Activity: Scan the data below. Pull out each line where "youtube" occurs.

──────── Supplied material ────────

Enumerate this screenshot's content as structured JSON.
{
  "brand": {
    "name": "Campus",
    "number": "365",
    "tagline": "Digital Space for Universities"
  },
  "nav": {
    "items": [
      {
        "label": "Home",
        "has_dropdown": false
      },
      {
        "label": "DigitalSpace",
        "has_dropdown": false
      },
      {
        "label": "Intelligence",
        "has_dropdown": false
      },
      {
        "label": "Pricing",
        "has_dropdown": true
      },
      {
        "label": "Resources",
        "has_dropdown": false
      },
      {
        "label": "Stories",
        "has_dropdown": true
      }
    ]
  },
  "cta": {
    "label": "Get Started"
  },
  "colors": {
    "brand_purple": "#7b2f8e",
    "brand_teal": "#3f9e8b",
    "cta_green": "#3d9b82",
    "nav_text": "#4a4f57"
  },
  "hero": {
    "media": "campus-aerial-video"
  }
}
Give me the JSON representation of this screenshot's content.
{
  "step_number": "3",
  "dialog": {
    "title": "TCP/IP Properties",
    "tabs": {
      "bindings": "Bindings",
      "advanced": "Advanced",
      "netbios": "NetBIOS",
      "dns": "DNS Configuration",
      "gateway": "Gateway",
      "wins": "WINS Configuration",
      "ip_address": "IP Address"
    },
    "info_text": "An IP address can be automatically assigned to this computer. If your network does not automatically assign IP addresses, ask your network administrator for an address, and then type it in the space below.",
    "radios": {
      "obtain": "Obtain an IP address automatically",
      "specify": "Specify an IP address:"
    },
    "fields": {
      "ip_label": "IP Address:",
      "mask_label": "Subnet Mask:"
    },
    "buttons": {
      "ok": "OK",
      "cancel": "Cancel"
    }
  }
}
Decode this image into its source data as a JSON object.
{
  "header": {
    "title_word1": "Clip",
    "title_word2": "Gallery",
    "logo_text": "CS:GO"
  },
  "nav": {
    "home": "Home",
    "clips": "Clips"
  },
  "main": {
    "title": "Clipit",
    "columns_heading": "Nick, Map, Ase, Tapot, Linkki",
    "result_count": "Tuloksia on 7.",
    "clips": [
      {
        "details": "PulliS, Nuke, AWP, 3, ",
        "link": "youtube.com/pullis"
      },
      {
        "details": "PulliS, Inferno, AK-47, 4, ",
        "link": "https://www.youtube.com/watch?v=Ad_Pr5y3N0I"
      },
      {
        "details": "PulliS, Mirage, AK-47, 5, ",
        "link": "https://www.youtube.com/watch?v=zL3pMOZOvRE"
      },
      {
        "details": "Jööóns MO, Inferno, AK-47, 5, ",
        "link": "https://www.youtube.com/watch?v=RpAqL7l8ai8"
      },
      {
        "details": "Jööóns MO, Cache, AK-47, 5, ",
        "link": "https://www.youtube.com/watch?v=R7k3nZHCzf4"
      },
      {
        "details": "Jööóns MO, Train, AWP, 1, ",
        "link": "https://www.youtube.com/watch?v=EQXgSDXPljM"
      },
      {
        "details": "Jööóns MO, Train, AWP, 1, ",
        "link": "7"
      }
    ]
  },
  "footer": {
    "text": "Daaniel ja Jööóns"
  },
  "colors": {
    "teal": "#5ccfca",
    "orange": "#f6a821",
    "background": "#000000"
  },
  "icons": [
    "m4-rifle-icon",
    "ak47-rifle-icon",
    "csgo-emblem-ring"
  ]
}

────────

Your response:
        "link": "youtube.com/pullis"
        "link": "https://www.youtube.com/watch?v=Ad_Pr5y3N0I"
        "link": "https://www.youtube.com/watch?v=zL3pMOZOvRE"
        "link": "https://www.youtube.com/watch?v=RpAqL7l8ai8"
        "link": "https://www.youtube.com/watch?v=R7k3nZHCzf4"
        "link": "https://www.youtube.com/watch?v=EQXgSDXPljM"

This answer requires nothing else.